Only a number is expected: how many lines in the data below contain the word "this".

* [Dataset rows describing interfaces]

= = =

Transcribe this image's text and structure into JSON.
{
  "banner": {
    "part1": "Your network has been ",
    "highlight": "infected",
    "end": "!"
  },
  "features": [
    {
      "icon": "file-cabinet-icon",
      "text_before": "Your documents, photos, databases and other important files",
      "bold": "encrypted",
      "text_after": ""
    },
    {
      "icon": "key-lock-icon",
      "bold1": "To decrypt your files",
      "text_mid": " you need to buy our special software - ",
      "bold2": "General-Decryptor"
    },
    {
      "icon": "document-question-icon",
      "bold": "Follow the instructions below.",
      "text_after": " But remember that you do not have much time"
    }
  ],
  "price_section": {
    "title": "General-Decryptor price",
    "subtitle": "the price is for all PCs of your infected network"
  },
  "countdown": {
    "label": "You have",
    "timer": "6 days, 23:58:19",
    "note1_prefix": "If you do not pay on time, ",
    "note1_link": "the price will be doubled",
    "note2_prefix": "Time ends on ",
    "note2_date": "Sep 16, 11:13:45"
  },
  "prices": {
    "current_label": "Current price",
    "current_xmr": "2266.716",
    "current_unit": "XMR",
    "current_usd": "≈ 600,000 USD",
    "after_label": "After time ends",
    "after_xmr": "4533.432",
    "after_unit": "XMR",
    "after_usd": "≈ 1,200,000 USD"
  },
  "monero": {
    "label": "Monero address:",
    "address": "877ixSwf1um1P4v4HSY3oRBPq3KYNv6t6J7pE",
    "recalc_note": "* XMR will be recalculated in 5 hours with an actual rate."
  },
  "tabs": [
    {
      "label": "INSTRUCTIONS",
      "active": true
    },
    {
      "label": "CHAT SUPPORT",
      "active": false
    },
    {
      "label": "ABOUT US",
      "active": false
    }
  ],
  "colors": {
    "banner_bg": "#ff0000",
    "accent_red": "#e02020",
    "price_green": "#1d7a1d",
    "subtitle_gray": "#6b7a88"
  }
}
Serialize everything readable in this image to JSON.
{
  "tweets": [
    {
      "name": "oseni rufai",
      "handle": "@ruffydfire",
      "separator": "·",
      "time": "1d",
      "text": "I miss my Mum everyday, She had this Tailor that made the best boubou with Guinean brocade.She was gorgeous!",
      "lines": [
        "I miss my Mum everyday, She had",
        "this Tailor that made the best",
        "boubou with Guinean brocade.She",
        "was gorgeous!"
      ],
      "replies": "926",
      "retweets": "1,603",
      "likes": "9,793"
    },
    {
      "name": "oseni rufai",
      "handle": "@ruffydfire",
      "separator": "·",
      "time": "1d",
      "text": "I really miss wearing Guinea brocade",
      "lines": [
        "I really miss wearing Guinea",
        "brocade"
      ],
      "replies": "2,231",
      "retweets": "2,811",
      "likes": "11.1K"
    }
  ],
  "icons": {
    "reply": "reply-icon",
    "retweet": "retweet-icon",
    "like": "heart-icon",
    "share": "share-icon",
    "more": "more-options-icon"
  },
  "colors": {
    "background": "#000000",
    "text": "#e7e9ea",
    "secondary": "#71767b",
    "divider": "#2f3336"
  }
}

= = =

* [Finished exercise] 4